■ Description of the task ■
Where a line below has the string "date" in it, include it in the count, and give that count alone.

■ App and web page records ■
○ ○ ○ ○ ○ ○ ○
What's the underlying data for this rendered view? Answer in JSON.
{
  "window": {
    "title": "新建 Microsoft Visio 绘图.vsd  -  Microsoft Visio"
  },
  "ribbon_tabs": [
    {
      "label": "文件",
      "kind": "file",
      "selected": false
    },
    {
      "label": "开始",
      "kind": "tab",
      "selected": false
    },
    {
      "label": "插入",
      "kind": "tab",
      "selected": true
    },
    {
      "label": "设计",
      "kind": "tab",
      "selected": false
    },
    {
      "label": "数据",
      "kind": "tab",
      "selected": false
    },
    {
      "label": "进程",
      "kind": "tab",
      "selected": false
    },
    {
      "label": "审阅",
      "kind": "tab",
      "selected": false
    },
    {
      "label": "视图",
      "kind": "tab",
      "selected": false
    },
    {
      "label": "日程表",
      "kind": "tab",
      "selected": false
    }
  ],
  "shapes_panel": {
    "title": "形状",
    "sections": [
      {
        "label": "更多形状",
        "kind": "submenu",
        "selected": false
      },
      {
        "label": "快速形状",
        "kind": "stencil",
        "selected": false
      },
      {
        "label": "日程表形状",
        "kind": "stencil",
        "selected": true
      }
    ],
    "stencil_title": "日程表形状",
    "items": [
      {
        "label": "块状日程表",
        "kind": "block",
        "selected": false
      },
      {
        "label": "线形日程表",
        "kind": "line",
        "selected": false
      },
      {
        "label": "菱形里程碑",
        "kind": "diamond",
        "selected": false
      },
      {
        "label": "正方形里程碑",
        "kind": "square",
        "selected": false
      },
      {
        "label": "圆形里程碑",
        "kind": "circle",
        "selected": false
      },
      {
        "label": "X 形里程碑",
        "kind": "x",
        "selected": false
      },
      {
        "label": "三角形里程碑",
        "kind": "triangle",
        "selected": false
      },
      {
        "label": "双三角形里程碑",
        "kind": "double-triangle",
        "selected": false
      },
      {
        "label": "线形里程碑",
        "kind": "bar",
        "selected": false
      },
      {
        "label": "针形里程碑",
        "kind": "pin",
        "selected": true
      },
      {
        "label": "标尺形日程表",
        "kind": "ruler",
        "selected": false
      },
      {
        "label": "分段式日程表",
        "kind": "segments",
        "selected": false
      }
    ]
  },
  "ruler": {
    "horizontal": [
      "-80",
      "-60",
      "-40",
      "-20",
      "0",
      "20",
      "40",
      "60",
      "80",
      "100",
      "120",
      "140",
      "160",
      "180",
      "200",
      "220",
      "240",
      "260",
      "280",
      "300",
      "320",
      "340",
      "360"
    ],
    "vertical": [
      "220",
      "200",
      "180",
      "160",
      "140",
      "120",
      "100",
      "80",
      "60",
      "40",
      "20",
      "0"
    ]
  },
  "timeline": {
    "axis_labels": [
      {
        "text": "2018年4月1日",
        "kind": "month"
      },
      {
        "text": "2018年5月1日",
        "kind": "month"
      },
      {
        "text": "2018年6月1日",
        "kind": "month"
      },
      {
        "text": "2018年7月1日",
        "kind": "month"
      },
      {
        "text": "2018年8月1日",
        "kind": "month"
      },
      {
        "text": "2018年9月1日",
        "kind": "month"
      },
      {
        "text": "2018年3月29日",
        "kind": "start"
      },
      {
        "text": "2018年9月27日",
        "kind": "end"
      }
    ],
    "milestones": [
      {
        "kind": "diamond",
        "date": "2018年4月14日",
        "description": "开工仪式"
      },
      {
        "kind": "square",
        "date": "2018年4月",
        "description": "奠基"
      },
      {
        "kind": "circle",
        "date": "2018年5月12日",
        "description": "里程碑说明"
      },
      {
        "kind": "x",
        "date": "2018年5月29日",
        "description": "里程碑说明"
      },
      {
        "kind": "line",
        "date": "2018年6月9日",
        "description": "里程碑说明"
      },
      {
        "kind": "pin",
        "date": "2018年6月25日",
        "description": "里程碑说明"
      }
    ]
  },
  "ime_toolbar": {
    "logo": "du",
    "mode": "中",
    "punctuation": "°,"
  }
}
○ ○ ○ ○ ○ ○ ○
■ Answer ■
6